■ Available records
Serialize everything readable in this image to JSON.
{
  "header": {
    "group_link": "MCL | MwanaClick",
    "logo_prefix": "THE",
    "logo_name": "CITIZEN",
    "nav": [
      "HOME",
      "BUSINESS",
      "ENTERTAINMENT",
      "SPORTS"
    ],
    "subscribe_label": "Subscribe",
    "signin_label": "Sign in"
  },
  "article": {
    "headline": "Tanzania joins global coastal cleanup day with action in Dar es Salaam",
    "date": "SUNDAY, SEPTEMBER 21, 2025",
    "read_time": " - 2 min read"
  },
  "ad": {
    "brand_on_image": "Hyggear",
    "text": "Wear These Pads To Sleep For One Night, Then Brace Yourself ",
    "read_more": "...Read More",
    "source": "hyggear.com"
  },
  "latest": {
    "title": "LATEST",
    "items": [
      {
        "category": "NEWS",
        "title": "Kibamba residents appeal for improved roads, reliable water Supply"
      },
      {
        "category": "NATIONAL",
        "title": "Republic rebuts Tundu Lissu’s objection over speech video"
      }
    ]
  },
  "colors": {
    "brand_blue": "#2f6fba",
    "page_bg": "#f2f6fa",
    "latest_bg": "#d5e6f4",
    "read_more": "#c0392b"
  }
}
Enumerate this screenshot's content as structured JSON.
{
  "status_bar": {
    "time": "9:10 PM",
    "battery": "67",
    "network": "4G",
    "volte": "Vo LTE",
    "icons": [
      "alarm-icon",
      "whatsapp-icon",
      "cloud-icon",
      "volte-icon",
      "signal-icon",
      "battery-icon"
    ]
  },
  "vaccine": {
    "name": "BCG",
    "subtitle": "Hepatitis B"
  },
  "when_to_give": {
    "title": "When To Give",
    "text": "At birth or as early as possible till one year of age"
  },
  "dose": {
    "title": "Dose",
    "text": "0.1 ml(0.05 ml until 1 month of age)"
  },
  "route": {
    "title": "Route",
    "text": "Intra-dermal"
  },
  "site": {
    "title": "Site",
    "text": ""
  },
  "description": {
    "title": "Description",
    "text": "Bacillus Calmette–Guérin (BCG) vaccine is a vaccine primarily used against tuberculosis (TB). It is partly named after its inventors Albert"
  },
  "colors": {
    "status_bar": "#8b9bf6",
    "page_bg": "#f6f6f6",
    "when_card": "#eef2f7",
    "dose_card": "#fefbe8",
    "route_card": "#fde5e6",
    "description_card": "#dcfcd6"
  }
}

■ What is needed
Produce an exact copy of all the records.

■ Output for this task
Serialize everything readable in this image to JSON.
{
  "header": {
    "group_link": "MCL | MwanaClick",
    "logo_prefix": "THE",
    "logo_name": "CITIZEN",
    "nav": [
      "HOME",
      "BUSINESS",
      "ENTERTAINMENT",
      "SPORTS"
    ],
    "subscribe_label": "Subscribe",
    "signin_label": "Sign in"
  },
  "article": {
    "headline": "Tanzania joins global coastal cleanup day with action in Dar es Salaam",
    "date": "SUNDAY, SEPTEMBER 21, 2025",
    "read_time": " - 2 min read"
  },
  "ad": {
    "brand_on_image": "Hyggear",
    "text": "Wear These Pads To Sleep For One Night, Then Brace Yourself ",
    "read_more": "...Read More",
    "source": "hyggear.com"
  },
  "latest": {
    "title": "LATEST",
    "items": [
      {
        "category": "NEWS",
        "title": "Kibamba residents appeal for improved roads, reliable water Supply"
      },
      {
        "category": "NATIONAL",
        "title": "Republic rebuts Tundu Lissu’s objection over speech video"
      }
    ]
  },
  "colors": {
    "brand_blue": "#2f6fba",
    "page_bg": "#f2f6fa",
    "latest_bg": "#d5e6f4",
    "read_more": "#c0392b"
  }
}
Enumerate this screenshot's content as structured JSON.
{
  "status_bar": {
    "time": "9:10 PM",
    "battery": "67",
    "network": "4G",
    "volte": "Vo LTE",
    "icons": [
      "alarm-icon",
      "whatsapp-icon",
      "cloud-icon",
      "volte-icon",
      "signal-icon",
      "battery-icon"
    ]
  },
  "vaccine": {
    "name": "BCG",
    "subtitle": "Hepatitis B"
  },
  "when_to_give": {
    "title": "When To Give",
    "text": "At birth or as early as possible till one year of age"
  },
  "dose": {
    "title": "Dose",
    "text": "0.1 ml(0.05 ml until 1 month of age)"
  },
  "route": {
    "title": "Route",
    "text": "Intra-dermal"
  },
  "site": {
    "title": "Site",
    "text": ""
  },
  "description": {
    "title": "Description",
    "text": "Bacillus Calmette–Guérin (BCG) vaccine is a vaccine primarily used against tuberculosis (TB). It is partly named after its inventors Albert"
  },
  "colors": {
    "status_bar": "#8b9bf6",
    "page_bg": "#f6f6f6",
    "when_card": "#eef2f7",
    "dose_card": "#fefbe8",
    "route_card": "#fde5e6",
    "description_card": "#dcfcd6"
  }
}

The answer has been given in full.